Why are petrol prices rising? If you’ve filled up your car recently, you might’ve noticed they are.
Prices across Australia have returned to above $2 per litre in recent weeks, and in Melbourne and Sydney, prices have been well above $2.10 per litre.
What do we know about the reason?
How petrol prices work
Like most basic goods used all over the world, petrol’s price is set globally.
The price paid in Australia, just like in any other country, is largely shaped by how much petrol is available worldwide and how much is demanded worldwide.
Local petrol retailers also take a cut, but this typically accounts for about 10% of the Australian price.
Petrol prices rising
According to the Australian Institute of Petroleum’s weekly price report, Australian prices have averaged about $1.96 in the past week.
However, this only tells part of the story. Prices in major cities move up and down in waves, and the top of the wave has been comfortably above $2 in the five largest cities.
In Sydney, prices peaked at $2.15 a few days ago. In Melbourne, prices are about to peak at a similar level. Brisbane, Adelaide and Perth have all hit around $2.10 in the last few weeks.
Why are they rising?
The main reason is that a collection of petrol-producing countries have made a deliberate decision to withhold petrol from the world to boost their profits.
That collection of countries is called OPEC (the Organisation of the Petroleum Exporting Countries), led by the world’s largest exporter, Saudi Arabia.
OPEC operates as a ‘cartel’ – a group of sellers working together to maximise their profits. The bad news?
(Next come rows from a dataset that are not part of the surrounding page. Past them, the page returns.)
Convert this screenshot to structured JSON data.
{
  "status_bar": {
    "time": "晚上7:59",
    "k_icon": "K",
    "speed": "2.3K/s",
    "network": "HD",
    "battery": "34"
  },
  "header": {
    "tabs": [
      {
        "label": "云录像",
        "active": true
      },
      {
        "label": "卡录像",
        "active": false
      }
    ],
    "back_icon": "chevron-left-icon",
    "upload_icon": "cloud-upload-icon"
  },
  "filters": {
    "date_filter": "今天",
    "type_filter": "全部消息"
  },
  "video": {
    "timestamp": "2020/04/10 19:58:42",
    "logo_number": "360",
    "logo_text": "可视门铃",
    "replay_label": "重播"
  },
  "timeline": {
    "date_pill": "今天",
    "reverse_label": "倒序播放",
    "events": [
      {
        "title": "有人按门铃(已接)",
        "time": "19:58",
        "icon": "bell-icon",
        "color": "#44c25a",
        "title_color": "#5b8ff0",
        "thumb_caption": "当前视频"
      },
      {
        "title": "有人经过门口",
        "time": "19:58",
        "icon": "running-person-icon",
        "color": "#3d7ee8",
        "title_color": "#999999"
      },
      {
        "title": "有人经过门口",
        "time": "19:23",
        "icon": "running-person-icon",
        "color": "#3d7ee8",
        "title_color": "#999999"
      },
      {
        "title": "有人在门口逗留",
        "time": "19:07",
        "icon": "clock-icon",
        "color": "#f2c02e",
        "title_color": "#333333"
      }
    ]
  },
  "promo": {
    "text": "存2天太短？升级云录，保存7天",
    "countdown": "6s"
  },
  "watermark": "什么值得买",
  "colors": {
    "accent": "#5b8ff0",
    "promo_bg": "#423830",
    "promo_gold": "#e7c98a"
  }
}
OPEC plans to keep withholding oil into 2024, so higher prices might stick around.
When you should fill up
Price ‘waves’ in Australia’s major cities are consistent and predictable and are based on decisions made by petrol retailers.
The government’s consumer watchdog, the ACCC, provides several updates a week on its website advising consumers about when to fill up.
The gap between the top and bottom of Sydney’s latest cycle was 35c a litre.